Adult Volunteer Cadet Instructor

The success of the Cadet Forces is greatly dependent on the volunteers who support them.

Being a Cadet Instructor is a great opportunity to be part of a prestigious and popular youth organisation, which takes great pride in offering young people opportunities that may not otherwise be available to them.

The Cadet Forces need adults to volunteer with the enthusiasm to motivate and train cadets and the desire to have a positive input into their futures. 

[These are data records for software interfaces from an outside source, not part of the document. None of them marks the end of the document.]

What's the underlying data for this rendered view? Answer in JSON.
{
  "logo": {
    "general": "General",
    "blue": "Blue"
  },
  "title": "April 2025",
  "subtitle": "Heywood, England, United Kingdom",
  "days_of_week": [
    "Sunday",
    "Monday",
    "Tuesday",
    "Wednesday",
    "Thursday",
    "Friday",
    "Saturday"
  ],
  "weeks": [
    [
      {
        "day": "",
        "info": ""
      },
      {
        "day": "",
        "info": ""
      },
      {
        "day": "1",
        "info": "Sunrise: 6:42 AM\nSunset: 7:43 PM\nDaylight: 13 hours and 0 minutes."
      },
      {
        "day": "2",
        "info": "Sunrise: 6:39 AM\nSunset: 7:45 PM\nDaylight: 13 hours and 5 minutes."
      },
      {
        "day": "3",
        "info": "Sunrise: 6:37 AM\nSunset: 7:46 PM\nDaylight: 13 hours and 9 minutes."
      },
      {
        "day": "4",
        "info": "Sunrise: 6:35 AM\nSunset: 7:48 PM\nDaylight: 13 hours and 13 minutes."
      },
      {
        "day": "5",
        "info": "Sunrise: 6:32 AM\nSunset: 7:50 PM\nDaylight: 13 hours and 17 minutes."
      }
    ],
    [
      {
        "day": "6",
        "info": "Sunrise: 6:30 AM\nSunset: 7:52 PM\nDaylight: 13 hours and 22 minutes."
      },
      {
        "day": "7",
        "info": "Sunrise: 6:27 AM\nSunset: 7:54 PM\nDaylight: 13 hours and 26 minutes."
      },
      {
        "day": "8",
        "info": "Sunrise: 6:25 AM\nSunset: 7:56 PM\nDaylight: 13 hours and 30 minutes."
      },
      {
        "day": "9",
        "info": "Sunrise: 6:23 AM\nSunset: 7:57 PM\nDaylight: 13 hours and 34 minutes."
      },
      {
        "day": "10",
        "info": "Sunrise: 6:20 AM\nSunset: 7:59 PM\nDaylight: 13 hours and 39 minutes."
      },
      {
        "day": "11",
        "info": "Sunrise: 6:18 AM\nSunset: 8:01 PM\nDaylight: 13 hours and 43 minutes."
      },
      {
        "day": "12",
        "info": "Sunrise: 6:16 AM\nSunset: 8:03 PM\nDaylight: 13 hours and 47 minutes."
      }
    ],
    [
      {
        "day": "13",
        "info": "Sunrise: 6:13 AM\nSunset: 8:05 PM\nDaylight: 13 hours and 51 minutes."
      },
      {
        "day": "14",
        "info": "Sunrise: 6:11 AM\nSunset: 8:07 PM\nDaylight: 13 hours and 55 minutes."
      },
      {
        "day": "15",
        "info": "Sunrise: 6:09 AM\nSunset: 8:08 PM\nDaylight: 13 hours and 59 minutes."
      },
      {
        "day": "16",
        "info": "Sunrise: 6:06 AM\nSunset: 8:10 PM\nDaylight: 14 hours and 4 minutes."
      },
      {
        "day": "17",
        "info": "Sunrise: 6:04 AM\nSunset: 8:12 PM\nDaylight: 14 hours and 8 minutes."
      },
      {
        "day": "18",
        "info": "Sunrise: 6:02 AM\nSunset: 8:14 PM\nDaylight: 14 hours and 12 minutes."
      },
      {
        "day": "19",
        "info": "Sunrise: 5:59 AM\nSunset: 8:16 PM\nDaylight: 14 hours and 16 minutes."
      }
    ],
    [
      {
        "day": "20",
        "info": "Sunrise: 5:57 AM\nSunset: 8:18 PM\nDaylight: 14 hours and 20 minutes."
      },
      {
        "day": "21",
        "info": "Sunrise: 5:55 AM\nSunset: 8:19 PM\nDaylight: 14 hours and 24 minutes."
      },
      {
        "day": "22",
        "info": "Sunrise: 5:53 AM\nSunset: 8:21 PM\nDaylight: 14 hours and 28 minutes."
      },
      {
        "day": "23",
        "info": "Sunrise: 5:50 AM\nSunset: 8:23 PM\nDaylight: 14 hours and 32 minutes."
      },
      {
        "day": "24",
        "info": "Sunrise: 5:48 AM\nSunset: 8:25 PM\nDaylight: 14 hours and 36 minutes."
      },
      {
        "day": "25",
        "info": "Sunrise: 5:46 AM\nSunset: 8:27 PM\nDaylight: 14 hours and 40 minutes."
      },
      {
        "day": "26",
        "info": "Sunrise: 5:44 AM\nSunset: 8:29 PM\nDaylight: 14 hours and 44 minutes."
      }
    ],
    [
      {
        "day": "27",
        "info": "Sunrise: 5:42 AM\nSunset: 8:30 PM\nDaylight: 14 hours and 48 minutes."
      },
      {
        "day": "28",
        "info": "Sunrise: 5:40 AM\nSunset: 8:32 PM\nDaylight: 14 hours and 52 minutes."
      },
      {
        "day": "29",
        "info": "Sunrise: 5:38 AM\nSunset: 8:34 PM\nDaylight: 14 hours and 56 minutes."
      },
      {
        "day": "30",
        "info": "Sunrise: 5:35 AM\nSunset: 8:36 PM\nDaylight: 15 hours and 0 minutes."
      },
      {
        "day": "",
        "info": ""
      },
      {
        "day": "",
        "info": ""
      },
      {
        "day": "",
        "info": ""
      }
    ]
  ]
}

There are 28,000 Cadet Instructors in the UK. Numbers vary by location and Cadet Force, but generally there are 40% female to 60% male instructors, and 50% are ex-cadets with a further 20% veterans. There is no requirement for volunteers to have a background in the Armed Forces or the Cadet Forces, but those that do often find themselves in a position where they can ‘give back’ to the organisation that they were part of and inspire a new generation of cadets. 

The benefits of being a Cadet Instructor

All Cadet Instructors are rewarded with training, personal development, an enhanced CV and immense satisfaction from being part of the cadet movement. 

Cadet Instructors can travel to interesting places, make new friends and achieve qualifications in First Aid, diplomas and graduate level qualifications in Public Services through the BTEC scheme. 

As well as training in all the activities that cadets take part in, Cadet Instructors can also hone skills in leadership, management, administration, communication, teamwork, decision-making and influencing. 

How to apply to become a Cadet Instructor

All applicants must register interest on the national website for the cadet force they are trying to contact:

Join the ACF as an adult instructor 

Join the ATC as an adult instructor 

Join the SCC as an adult instructor 

Applicants must be over 18 and have a sense of fun and enthusiasm.

Applicants will need to pass a DBS check (previously CRB check) to be accepted, as per the Ministry of Defence Cadet Forces Safeguarding Framework